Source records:
══════════════════════════════

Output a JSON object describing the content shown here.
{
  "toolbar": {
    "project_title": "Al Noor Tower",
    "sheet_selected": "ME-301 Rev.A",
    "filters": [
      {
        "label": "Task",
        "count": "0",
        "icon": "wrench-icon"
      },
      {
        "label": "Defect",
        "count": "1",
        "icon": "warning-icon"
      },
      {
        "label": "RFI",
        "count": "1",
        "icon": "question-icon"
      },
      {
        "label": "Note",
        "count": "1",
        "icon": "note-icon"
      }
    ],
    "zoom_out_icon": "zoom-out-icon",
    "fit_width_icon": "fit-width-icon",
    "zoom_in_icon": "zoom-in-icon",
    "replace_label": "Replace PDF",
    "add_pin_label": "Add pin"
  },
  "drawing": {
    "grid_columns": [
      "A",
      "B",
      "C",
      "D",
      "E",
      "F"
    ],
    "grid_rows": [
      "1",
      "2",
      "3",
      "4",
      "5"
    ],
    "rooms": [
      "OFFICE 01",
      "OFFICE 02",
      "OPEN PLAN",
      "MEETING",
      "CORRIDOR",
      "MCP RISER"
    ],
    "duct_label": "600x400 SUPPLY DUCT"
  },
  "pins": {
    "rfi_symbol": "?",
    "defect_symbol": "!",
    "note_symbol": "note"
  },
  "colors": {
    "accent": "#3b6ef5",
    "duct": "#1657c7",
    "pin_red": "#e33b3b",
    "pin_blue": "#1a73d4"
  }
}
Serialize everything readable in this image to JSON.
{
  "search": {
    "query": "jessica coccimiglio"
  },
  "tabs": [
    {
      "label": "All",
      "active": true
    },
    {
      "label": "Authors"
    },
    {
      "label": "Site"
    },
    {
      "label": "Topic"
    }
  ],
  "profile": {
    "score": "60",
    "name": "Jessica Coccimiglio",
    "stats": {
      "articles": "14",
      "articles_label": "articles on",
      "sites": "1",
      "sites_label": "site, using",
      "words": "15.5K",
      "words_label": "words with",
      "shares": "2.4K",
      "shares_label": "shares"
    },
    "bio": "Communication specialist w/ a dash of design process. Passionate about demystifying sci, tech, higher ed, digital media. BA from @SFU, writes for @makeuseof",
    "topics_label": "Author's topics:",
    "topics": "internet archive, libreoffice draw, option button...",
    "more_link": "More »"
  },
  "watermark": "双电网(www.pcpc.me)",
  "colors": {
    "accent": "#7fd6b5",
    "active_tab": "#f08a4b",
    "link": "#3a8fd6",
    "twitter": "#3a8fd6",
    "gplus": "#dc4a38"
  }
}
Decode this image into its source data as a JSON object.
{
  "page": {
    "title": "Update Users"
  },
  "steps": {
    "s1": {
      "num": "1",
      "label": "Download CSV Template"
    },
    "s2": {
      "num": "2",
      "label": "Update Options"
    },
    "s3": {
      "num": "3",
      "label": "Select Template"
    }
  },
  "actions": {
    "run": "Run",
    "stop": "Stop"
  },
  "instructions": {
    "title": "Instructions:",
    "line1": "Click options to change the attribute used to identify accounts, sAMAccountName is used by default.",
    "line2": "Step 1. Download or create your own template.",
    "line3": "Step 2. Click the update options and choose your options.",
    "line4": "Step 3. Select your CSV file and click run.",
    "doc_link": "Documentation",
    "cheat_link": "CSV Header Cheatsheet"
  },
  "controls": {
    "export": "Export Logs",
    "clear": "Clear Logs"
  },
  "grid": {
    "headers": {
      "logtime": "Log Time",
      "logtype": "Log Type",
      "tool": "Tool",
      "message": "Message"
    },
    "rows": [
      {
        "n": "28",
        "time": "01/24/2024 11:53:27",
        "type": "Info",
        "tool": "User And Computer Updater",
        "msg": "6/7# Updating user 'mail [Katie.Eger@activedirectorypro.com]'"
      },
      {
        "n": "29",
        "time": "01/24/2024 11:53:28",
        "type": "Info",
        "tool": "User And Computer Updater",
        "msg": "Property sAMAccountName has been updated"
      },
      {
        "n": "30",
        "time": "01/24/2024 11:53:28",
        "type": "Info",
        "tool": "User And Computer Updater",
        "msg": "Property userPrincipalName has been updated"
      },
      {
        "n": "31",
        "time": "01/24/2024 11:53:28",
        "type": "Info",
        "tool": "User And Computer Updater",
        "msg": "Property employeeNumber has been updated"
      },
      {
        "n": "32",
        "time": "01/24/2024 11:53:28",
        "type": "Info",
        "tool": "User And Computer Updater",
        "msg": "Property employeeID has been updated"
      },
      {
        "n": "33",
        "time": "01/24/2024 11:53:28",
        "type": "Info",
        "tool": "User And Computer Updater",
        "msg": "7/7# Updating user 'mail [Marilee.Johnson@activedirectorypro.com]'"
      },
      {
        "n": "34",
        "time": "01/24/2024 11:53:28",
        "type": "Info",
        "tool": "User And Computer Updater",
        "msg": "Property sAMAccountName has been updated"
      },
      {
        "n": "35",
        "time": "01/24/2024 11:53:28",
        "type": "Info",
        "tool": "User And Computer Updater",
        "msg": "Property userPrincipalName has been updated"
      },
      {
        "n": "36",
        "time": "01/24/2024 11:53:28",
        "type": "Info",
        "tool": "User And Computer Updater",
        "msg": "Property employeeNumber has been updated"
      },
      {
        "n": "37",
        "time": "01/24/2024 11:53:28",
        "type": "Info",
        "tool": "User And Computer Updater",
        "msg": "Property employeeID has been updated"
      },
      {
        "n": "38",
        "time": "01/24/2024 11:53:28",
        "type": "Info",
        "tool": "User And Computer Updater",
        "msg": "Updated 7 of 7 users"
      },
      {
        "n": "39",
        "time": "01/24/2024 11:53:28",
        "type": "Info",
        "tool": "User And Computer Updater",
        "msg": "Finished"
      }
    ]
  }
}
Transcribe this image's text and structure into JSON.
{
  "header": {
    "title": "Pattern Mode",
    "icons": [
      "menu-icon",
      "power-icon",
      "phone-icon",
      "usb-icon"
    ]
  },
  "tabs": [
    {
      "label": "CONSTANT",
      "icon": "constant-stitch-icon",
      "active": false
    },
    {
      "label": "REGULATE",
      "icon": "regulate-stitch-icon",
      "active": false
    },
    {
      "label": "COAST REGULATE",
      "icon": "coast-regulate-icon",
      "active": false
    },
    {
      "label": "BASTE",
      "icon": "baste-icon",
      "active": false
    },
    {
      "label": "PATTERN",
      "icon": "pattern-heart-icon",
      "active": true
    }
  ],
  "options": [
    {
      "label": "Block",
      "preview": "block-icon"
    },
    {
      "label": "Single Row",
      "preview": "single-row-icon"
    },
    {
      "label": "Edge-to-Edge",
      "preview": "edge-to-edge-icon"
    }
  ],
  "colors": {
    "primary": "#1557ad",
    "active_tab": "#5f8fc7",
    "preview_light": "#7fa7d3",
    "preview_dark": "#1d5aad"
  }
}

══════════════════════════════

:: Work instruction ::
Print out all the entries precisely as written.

:: Output of the task ::
Output a JSON object describing the content shown here.
{
  "toolbar": {
    "project_title": "Al Noor Tower",
    "sheet_selected": "ME-301 Rev.A",
    "filters": [
      {
        "label": "Task",
        "count": "0",
        "icon": "wrench-icon"
      },
      {
        "label": "Defect",
        "count": "1",
        "icon": "warning-icon"
      },
      {
        "label": "RFI",
        "count": "1",
        "icon": "question-icon"
      },
      {
        "label": "Note",
        "count": "1",
        "icon": "note-icon"
      }
    ],
    "zoom_out_icon": "zoom-out-icon",
    "fit_width_icon": "fit-width-icon",
    "zoom_in_icon": "zoom-in-icon",
    "replace_label": "Replace PDF",
    "add_pin_label": "Add pin"
  },
  "drawing": {
    "grid_columns": [
      "A",
      "B",
      "C",
      "D",
      "E",
      "F"
    ],
    "grid_rows": [
      "1",
      "2",
      "3",
      "4",
      "5"
    ],
    "rooms": [
      "OFFICE 01",
      "OFFICE 02",
      "OPEN PLAN",
      "MEETING",
      "CORRIDOR",
      "MCP RISER"
    ],
    "duct_label": "600x400 SUPPLY DUCT"
  },
  "pins": {
    "rfi_symbol": "?",
    "defect_symbol": "!",
    "note_symbol": "note"
  },
  "colors": {
    "accent": "#3b6ef5",
    "duct": "#1657c7",
    "pin_red": "#e33b3b",
    "pin_blue": "#1a73d4"
  }
}
Serialize everything readable in this image to JSON.
{
  "search": {
    "query": "jessica coccimiglio"
  },
  "tabs": [
    {
      "label": "All",
      "active": true
    },
    {
      "label": "Authors"
    },
    {
      "label": "Site"
    },
    {
      "label": "Topic"
    }
  ],
  "profile": {
    "score": "60",
    "name": "Jessica Coccimiglio",
    "stats": {
      "articles": "14",
      "articles_label": "articles on",
      "sites": "1",
      "sites_label": "site, using",
      "words": "15.5K",
      "words_label": "words with",
      "shares": "2.4K",
      "shares_label": "shares"
    },
    "bio": "Communication specialist w/ a dash of design process. Passionate about demystifying sci, tech, higher ed, digital media. BA from @SFU, writes for @makeuseof",
    "topics_label": "Author's topics:",
    "topics": "internet archive, libreoffice draw, option button...",
    "more_link": "More »"
  },
  "watermark": "双电网(www.pcpc.me)",
  "colors": {
    "accent": "#7fd6b5",
    "active_tab": "#f08a4b",
    "link": "#3a8fd6",
    "twitter": "#3a8fd6",
    "gplus": "#dc4a38"
  }
}
Decode this image into its source data as a JSON object.
{
  "page": {
    "title": "Update Users"
  },
  "steps": {
    "s1": {
      "num": "1",
      "label": "Download CSV Template"
    },
    "s2": {
      "num": "2",
      "label": "Update Options"
    },
    "s3": {
      "num": "3",
      "label": "Select Template"
    }
  },
  "actions": {
    "run": "Run",
    "stop": "Stop"
  },
  "instructions": {
    "title": "Instructions:",
    "line1": "Click options to change the attribute used to identify accounts, sAMAccountName is used by default.",
    "line2": "Step 1. Download or create your own template.",
    "line3": "Step 2. Click the update options and choose your options.",
    "line4": "Step 3. Select your CSV file and click run.",
    "doc_link": "Documentation",
    "cheat_link": "CSV Header Cheatsheet"
  },
  "controls": {
    "export": "Export Logs",
    "clear": "Clear Logs"
  },
  "grid": {
    "headers": {
      "logtime": "Log Time",
      "logtype": "Log Type",
      "tool": "Tool",
      "message": "Message"
    },
    "rows": [
      {
        "n": "28",
        "time": "01/24/2024 11:53:27",
        "type": "Info",
        "tool": "User And Computer Updater",
        "msg": "6/7# Updating user 'mail [Katie.Eger@activedirectorypro.com]'"
      },
      {
        "n": "29",
        "time": "01/24/2024 11:53:28",
        "type": "Info",
        "tool": "User And Computer Updater",
        "msg": "Property sAMAccountName has been updated"
      },
      {
        "n": "30",
        "time": "01/24/2024 11:53:28",
        "type": "Info",
        "tool": "User And Computer Updater",
        "msg": "Property userPrincipalName has been updated"
      },
      {
        "n": "31",
        "time": "01/24/2024 11:53:28",
        "type": "Info",
        "tool": "User And Computer Updater",
        "msg": "Property employeeNumber has been updated"
      },
      {
        "n": "32",
        "time": "01/24/2024 11:53:28",
        "type": "Info",
        "tool": "User And Computer Updater",
        "msg": "Property employeeID has been updated"
      },
      {
        "n": "33",
        "time": "01/24/2024 11:53:28",
        "type": "Info",
        "tool": "User And Computer Updater",
        "msg": "7/7# Updating user 'mail [Marilee.Johnson@activedirectorypro.com]'"
      },
      {
        "n": "34",
        "time": "01/24/2024 11:53:28",
        "type": "Info",
        "tool": "User And Computer Updater",
        "msg": "Property sAMAccountName has been updated"
      },
      {
        "n": "35",
        "time": "01/24/2024 11:53:28",
        "type": "Info",
        "tool": "User And Computer Updater",
        "msg": "Property userPrincipalName has been updated"
      },
      {
        "n": "36",
        "time": "01/24/2024 11:53:28",
        "type": "Info",
        "tool": "User And Computer Updater",
        "msg": "Property employeeNumber has been updated"
      },
      {
        "n": "37",
        "time": "01/24/2024 11:53:28",
        "type": "Info",
        "tool": "User And Computer Updater",
        "msg": "Property employeeID has been updated"
      },
      {
        "n": "38",
        "time": "01/24/2024 11:53:28",
        "type": "Info",
        "tool": "User And Computer Updater",
        "msg": "Updated 7 of 7 users"
      },
      {
        "n": "39",
        "time": "01/24/2024 11:53:28",
        "type": "Info",
        "tool": "User And Computer Updater",
        "msg": "Finished"
      }
    ]
  }
}
Transcribe this image's text and structure into JSON.
{
  "header": {
    "title": "Pattern Mode",
    "icons": [
      "menu-icon",
      "power-icon",
      "phone-icon",
      "usb-icon"
    ]
  },
  "tabs": [
    {
      "label": "CONSTANT",
      "icon": "constant-stitch-icon",
      "active": false
    },
    {
      "label": "REGULATE",
      "icon": "regulate-stitch-icon",
      "active": false
    },
    {
      "label": "COAST REGULATE",
      "icon": "coast-regulate-icon",
      "active": false
    },
    {
      "label": "BASTE",
      "icon": "baste-icon",
      "active": false
    },
    {
      "label": "PATTERN",
      "icon": "pattern-heart-icon",
      "active": true
    }
  ],
  "options": [
    {
      "label": "Block",
      "preview": "block-icon"
    },
    {
      "label": "Single Row",
      "preview": "single-row-icon"
    },
    {
      "label": "Edge-to-Edge",
      "preview": "edge-to-edge-icon"
    }
  ],
  "colors": {
    "primary": "#1557ad",
    "active_tab": "#5f8fc7",
    "preview_light": "#7fa7d3",
    "preview_dark": "#1d5aad"
  }
}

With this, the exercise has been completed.